> What you should do: Repeat each entry as written and leave the images out of the copy.

> Web page and app entries:
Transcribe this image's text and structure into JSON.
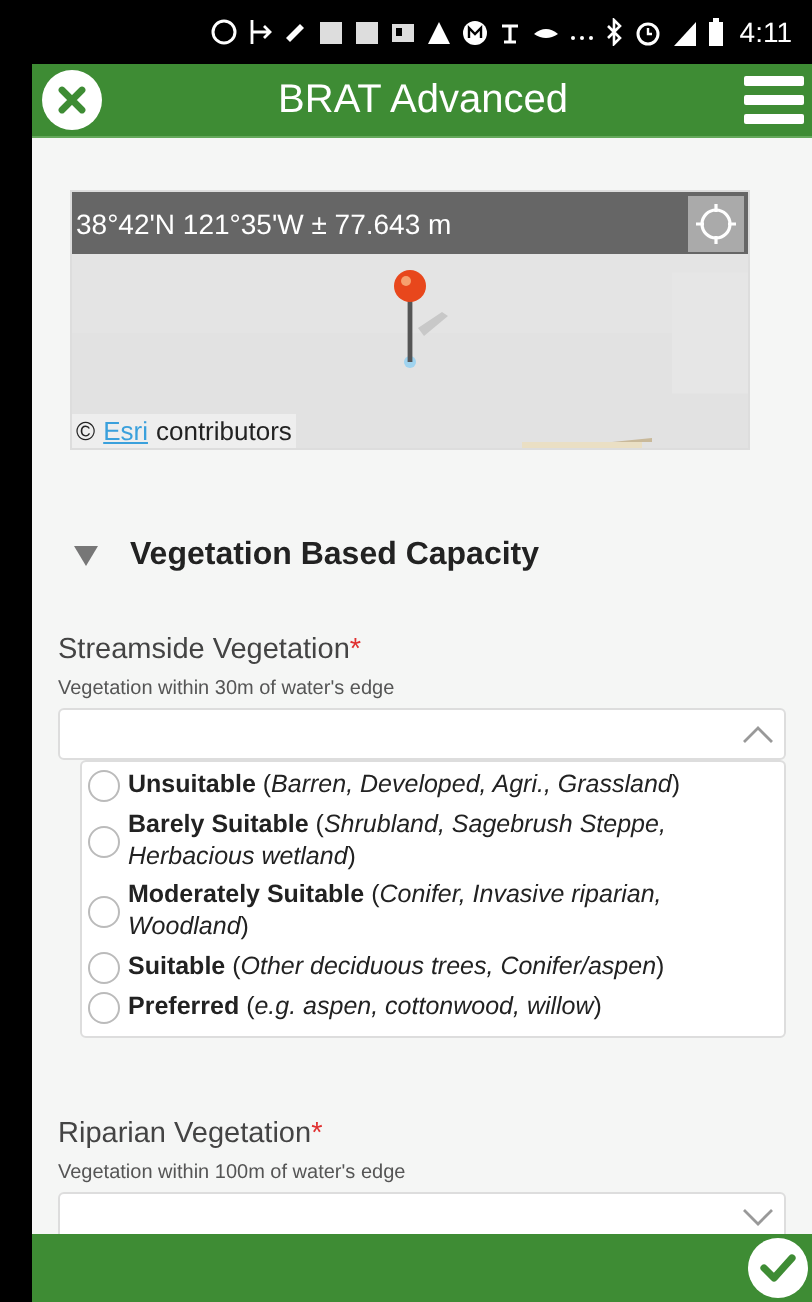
{
  "status_bar": {
    "time": "4:11"
  },
  "header": {
    "title": "BRAT Advanced"
  },
  "map": {
    "coordinates": "38°42'N 121°35'W ± 77.643 m",
    "attribution_prefix": "©",
    "attribution_link": "Esri",
    "attribution_suffix": "contributors"
  },
  "section": {
    "title": "Vegetation Based Capacity",
    "expanded": true
  },
  "fields": [
    {
      "label": "Streamside Vegetation",
      "required_mark": "*",
      "hint": "Vegetation within 30m of water's edge",
      "expanded": true,
      "options": [
        {
          "text": "**Unsuitable** (*Barren, Developed, Agri., Grassland*)",
          "selected": false
        },
        {
          "text": "**Barely Suitable** (*Shrubland, Sagebrush Steppe, Herbacious wetland*)",
          "selected": false
        },
        {
          "text": "**Moderately Suitable** (*Conifer, Invasive riparian, Woodland*)",
          "selected": false
        },
        {
          "text": "**Suitable** (*Other deciduous trees, Conifer/aspen*)",
          "selected": false
        },
        {
          "text": "**Preferred** (*e.g. aspen, cottonwood, willow*)",
          "selected": false
        }
      ]
    },
    {
      "label": "Riparian Vegetation",
      "required_mark": "*",
      "hint": "Vegetation within 100m of water's edge",
      "expanded": false
    }
  ]
}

> Result of this task:
Transcribe this image's text and structure into JSON.
{
  "status_bar": {
    "time": "4:11"
  },
  "header": {
    "title": "BRAT Advanced"
  },
  "map": {
    "coordinates": "38°42'N 121°35'W ± 77.643 m",
    "attribution_prefix": "©",
    "attribution_link": "Esri",
    "attribution_suffix": "contributors"
  },
  "section": {
    "title": "Vegetation Based Capacity",
    "expanded": true
  },
  "fields": [
    {
      "label": "Streamside Vegetation",
      "required_mark": "*",
      "hint": "Vegetation within 30m of water's edge",
      "expanded": true,
      "options": [
        {
          "text": "**Unsuitable** (*Barren, Developed, Agri., Grassland*)",
          "selected": false
        },
        {
          "text": "**Barely Suitable** (*Shrubland, Sagebrush Steppe, Herbacious wetland*)",
          "selected": false
        },
        {
          "text": "**Moderately Suitable** (*Conifer, Invasive riparian, Woodland*)",
          "selected": false
        },
        {
          "text": "**Suitable** (*Other deciduous trees, Conifer/aspen*)",
          "selected": false
        },
        {
          "text": "**Preferred** (*e.g. aspen, cottonwood, willow*)",
          "selected": false
        }
      ]
    },
    {
      "label": "Riparian Vegetation",
      "required_mark": "*",
      "hint": "Vegetation within 100m of water's edge",
      "expanded": false
    }
  ]
}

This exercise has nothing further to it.